WHAT TO DO — Look for the word "consectetur" in the data below, and copy every line that holds it.

[RECORD SET — start]

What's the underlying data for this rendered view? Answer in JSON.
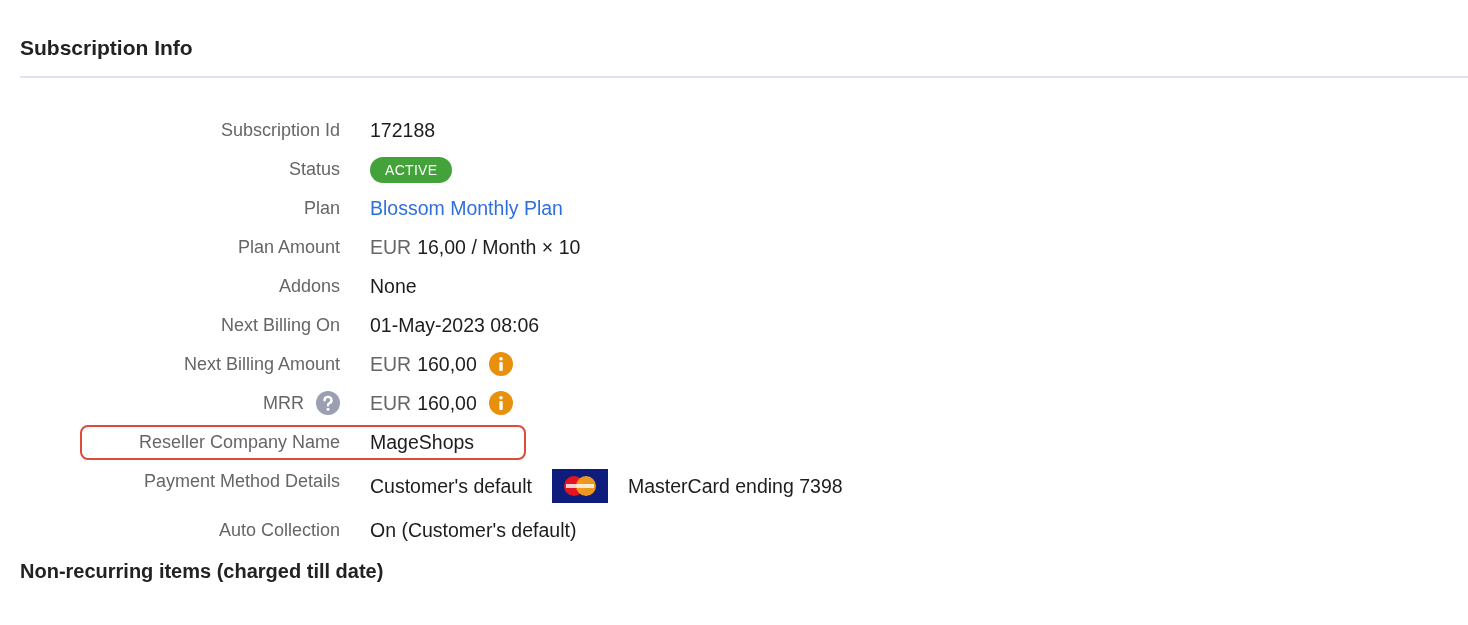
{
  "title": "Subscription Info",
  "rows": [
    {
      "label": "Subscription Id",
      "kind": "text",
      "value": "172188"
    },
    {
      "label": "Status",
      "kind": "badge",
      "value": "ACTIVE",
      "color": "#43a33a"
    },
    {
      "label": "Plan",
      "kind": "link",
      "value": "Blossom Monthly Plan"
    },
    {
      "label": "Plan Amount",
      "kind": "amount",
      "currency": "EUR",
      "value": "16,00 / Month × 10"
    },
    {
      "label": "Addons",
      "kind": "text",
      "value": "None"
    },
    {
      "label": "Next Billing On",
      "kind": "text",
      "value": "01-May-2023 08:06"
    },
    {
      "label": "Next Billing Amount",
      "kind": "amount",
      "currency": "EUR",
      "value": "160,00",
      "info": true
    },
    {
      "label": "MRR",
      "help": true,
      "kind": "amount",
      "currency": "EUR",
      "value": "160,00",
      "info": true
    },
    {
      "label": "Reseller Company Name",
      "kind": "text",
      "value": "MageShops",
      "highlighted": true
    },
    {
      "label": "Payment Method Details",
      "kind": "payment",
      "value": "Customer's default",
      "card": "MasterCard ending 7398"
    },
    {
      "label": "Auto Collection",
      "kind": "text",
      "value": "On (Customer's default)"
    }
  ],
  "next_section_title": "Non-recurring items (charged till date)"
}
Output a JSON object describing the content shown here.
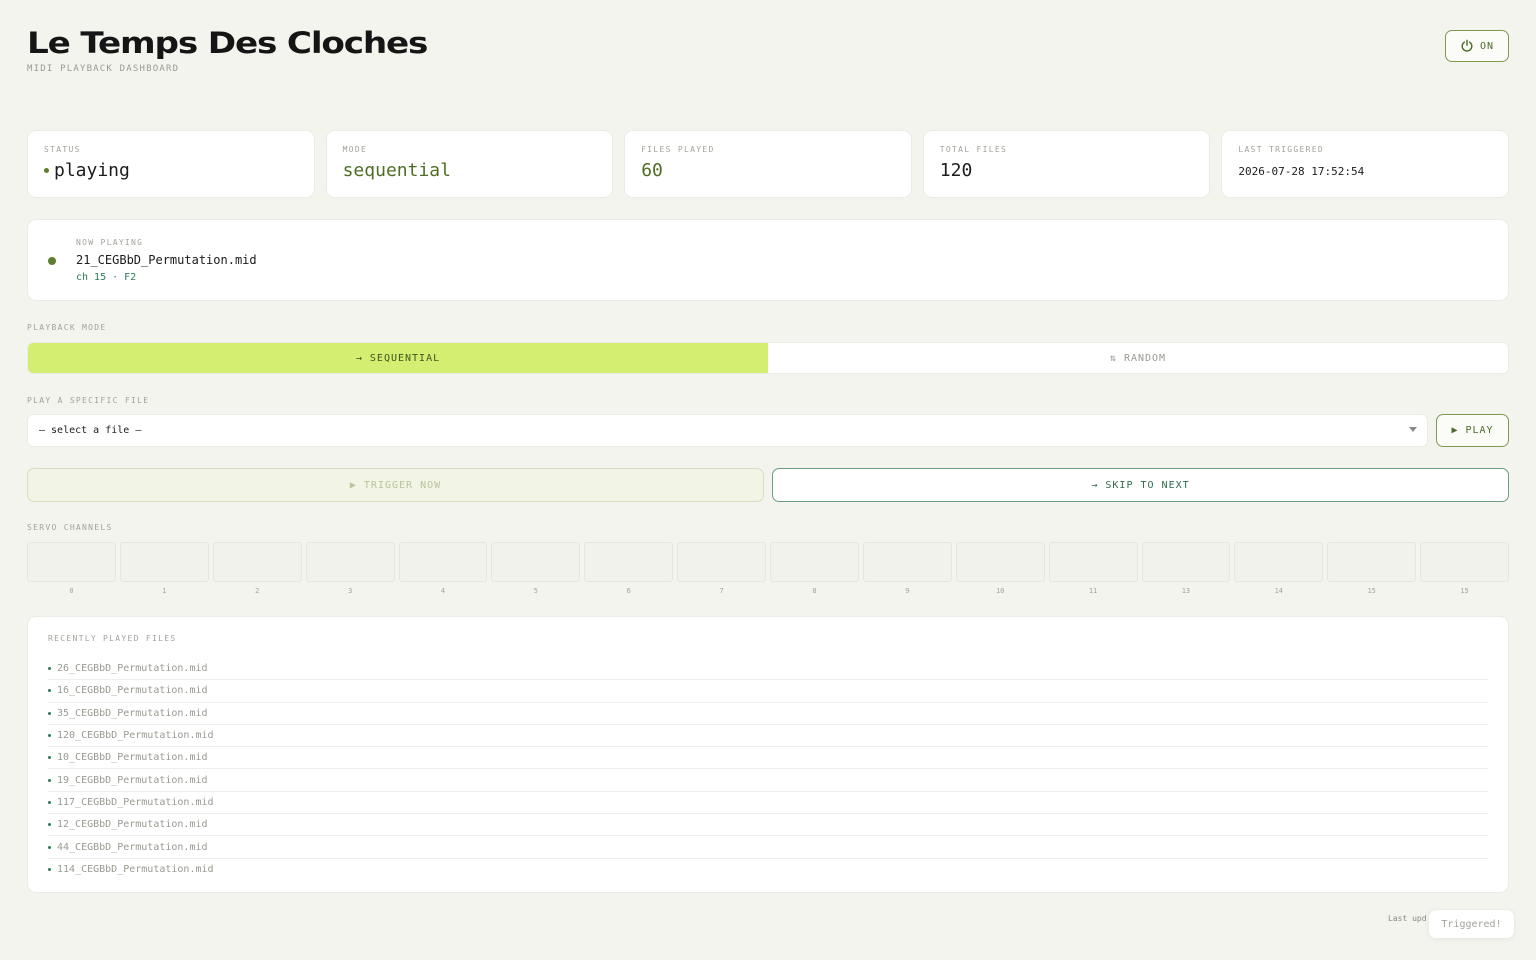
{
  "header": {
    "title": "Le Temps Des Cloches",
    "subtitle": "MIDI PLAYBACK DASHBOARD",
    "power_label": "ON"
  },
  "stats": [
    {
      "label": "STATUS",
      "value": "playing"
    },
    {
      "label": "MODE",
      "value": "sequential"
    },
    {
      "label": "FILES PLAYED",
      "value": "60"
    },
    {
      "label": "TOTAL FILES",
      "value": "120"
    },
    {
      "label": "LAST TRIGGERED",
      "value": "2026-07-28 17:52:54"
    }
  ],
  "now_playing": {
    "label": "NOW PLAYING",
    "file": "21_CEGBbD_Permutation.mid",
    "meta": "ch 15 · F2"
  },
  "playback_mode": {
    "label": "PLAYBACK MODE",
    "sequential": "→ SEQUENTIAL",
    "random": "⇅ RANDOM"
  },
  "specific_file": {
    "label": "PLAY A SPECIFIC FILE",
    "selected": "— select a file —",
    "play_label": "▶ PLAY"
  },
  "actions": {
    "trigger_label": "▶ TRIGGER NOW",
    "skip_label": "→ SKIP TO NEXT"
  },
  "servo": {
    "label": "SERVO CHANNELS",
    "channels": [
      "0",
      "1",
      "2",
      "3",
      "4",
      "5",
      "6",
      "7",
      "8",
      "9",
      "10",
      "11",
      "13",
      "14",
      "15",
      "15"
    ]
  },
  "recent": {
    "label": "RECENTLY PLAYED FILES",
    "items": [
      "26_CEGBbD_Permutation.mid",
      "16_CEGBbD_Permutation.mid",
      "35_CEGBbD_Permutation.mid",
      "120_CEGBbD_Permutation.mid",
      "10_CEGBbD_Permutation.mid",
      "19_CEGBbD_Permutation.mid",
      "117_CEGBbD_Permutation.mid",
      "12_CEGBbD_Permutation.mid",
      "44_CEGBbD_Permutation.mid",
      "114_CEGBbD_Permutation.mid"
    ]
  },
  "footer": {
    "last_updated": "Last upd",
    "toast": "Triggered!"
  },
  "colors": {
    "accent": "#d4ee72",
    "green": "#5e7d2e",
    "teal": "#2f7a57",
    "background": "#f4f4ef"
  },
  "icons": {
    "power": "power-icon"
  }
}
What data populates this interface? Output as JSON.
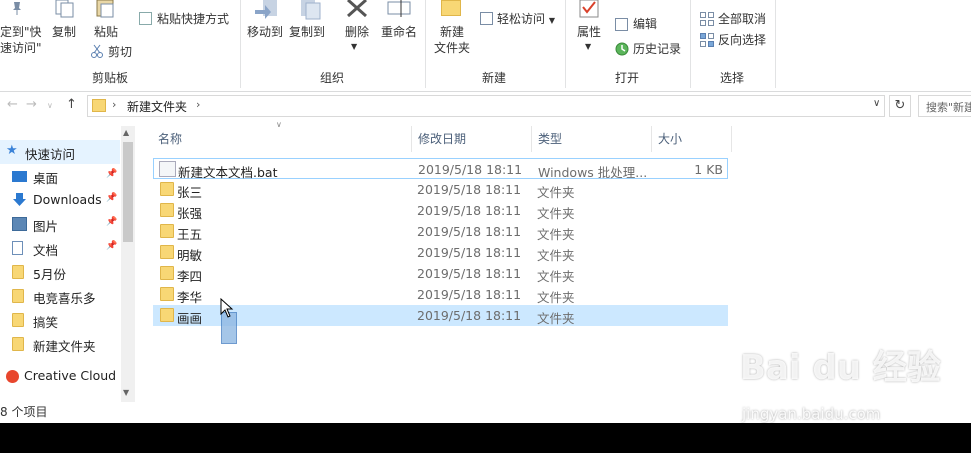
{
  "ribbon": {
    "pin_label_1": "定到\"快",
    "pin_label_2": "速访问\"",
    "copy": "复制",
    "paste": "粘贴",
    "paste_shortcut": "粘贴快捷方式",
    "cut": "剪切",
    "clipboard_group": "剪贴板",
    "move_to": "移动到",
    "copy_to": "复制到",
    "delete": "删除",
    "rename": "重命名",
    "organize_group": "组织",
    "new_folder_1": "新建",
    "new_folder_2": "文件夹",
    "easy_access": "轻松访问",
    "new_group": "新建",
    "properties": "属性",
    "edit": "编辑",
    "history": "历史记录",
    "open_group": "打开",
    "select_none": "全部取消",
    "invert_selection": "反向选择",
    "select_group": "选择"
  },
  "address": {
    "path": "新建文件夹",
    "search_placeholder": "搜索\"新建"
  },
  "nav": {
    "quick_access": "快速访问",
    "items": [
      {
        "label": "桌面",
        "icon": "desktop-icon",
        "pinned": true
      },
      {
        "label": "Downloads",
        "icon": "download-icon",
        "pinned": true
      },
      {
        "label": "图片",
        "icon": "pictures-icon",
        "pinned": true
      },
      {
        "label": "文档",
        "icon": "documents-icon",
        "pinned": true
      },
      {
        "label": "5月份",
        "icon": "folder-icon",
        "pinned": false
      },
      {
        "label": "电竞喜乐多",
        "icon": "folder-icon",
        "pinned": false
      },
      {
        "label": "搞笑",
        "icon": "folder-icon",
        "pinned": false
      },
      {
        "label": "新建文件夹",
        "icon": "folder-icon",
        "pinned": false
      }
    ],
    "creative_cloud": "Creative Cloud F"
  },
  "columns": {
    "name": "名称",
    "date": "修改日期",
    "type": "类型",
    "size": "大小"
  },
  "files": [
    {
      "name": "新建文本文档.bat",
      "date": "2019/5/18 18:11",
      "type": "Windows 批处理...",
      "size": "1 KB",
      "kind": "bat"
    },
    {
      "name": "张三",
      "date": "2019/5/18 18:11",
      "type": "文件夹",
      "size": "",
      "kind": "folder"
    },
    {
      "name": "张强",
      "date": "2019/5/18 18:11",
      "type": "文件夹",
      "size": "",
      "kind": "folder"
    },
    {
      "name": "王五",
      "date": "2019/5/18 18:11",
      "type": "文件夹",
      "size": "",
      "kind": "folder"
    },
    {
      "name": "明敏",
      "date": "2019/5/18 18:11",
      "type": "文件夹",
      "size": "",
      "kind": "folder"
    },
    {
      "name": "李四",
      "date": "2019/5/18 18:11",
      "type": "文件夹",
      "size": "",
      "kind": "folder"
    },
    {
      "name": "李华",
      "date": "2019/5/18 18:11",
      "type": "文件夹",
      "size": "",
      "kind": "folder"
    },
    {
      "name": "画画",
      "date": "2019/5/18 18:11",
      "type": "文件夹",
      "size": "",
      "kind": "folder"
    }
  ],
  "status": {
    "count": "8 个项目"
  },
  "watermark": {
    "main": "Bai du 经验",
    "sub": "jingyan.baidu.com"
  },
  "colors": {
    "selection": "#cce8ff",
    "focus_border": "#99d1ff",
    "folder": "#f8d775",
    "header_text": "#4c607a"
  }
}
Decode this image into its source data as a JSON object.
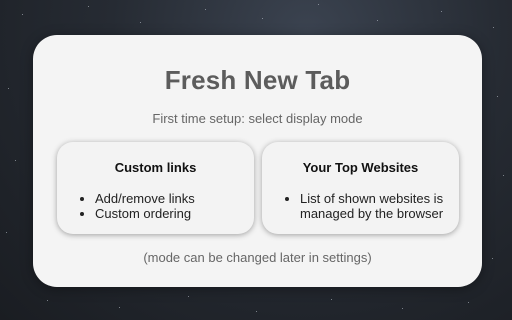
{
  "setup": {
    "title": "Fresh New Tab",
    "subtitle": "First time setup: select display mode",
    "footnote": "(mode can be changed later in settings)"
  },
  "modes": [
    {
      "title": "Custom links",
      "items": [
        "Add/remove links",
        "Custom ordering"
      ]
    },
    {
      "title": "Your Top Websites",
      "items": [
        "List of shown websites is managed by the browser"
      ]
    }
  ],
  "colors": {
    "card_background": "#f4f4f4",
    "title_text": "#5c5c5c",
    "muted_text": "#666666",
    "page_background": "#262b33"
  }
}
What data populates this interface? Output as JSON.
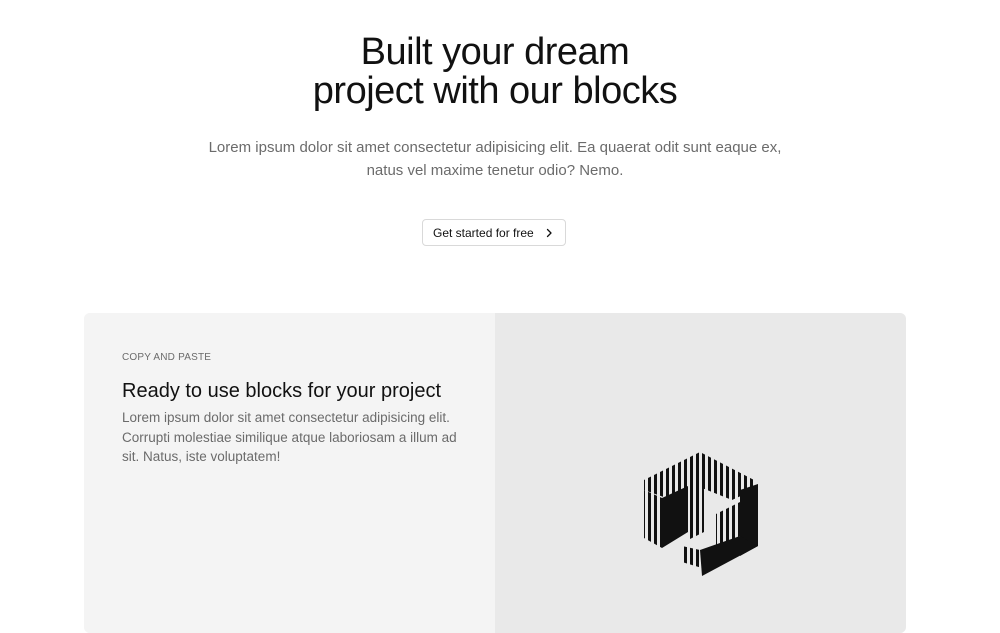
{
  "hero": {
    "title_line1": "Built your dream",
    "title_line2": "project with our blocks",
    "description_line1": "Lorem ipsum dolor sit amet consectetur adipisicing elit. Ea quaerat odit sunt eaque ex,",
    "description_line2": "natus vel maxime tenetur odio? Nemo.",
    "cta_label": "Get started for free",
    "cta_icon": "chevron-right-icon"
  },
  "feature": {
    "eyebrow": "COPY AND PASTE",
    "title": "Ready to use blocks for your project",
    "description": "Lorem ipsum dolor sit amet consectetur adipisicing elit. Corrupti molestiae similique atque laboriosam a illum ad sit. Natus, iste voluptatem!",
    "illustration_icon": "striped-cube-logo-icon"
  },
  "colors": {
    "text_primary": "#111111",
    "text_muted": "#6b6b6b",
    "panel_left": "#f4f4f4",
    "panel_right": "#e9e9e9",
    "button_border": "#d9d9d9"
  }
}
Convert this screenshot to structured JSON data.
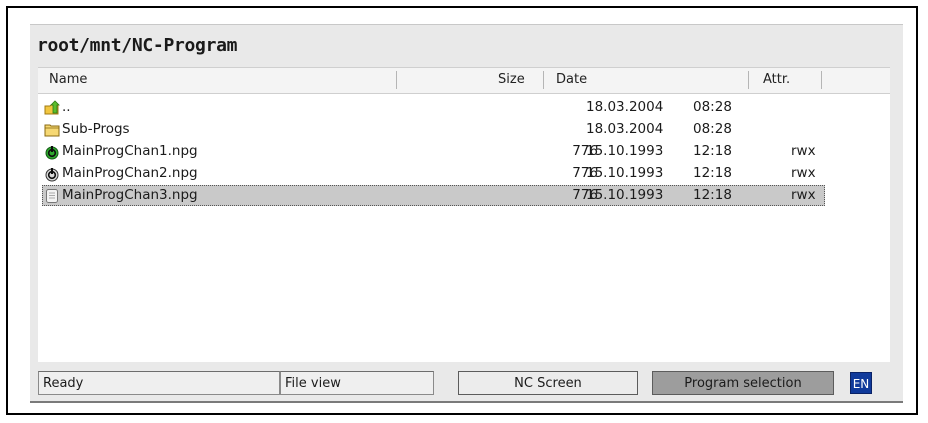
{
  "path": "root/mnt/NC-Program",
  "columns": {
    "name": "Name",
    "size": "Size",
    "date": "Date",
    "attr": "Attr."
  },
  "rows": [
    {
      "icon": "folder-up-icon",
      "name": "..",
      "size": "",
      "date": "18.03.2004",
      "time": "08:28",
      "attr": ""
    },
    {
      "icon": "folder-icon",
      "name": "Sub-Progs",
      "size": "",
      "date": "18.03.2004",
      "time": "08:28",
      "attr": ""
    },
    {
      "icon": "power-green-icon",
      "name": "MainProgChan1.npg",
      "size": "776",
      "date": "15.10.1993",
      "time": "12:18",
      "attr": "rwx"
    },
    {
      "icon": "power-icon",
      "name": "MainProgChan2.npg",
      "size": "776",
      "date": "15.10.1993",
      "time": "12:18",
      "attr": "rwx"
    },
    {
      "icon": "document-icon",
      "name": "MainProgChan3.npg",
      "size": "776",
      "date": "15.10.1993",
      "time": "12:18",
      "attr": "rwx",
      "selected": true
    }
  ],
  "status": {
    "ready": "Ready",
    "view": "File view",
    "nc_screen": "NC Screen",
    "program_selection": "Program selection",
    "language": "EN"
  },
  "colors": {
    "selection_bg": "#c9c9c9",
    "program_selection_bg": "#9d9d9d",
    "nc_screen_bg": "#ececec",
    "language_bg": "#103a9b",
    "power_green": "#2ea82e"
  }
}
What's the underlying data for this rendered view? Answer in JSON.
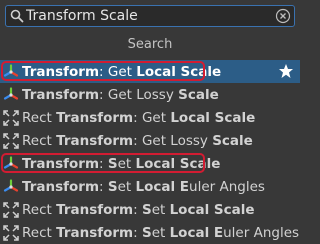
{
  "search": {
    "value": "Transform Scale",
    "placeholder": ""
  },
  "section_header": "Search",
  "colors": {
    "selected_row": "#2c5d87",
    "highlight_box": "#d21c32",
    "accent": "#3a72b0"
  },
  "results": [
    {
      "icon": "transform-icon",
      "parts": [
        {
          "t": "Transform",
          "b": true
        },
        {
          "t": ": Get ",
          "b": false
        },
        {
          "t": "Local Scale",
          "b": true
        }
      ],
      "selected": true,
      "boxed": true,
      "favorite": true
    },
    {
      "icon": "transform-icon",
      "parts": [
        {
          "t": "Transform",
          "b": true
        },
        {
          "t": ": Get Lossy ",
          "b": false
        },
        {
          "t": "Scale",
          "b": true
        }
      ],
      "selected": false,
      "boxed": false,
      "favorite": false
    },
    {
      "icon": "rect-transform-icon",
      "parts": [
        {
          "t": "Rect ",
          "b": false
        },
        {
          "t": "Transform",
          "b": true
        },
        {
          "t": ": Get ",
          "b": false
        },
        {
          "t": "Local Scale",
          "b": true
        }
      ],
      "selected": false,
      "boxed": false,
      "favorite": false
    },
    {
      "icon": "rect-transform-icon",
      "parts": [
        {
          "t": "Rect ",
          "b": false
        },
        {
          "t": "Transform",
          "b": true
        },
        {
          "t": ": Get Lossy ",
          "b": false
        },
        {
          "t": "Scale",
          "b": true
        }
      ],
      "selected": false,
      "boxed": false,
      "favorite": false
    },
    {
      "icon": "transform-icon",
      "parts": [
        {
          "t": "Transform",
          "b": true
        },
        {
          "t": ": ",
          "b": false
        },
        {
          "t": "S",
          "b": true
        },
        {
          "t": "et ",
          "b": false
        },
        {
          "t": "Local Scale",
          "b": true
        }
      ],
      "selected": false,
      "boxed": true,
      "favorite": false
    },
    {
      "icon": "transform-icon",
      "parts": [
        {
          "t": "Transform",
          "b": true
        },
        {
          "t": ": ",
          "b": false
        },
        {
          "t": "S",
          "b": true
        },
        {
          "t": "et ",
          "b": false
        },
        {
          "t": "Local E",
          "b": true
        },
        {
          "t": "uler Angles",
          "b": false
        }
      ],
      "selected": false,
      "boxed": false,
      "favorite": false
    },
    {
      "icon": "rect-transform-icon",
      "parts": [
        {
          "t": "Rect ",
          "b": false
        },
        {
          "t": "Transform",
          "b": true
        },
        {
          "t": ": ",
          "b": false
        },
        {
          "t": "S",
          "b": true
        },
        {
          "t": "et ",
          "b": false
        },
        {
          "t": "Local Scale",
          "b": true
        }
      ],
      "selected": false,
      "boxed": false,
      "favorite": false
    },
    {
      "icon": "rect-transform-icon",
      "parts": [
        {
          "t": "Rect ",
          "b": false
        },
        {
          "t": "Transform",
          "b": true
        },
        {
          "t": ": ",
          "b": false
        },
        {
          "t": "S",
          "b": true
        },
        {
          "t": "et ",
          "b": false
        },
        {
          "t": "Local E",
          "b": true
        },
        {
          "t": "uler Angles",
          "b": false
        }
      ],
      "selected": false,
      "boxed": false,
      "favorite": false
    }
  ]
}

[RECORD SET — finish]

RESPONSE AREA —
    "description_line1": "Lorem ipsum dolor sit amet consectetur adipisicing elit. Ea quaerat odit sunt eaque ex,",
    "description": "Lorem ipsum dolor sit amet consectetur adipisicing elit. Corrupti molestiae similique atque laboriosam a illum ad sit. Natus, iste voluptatem!",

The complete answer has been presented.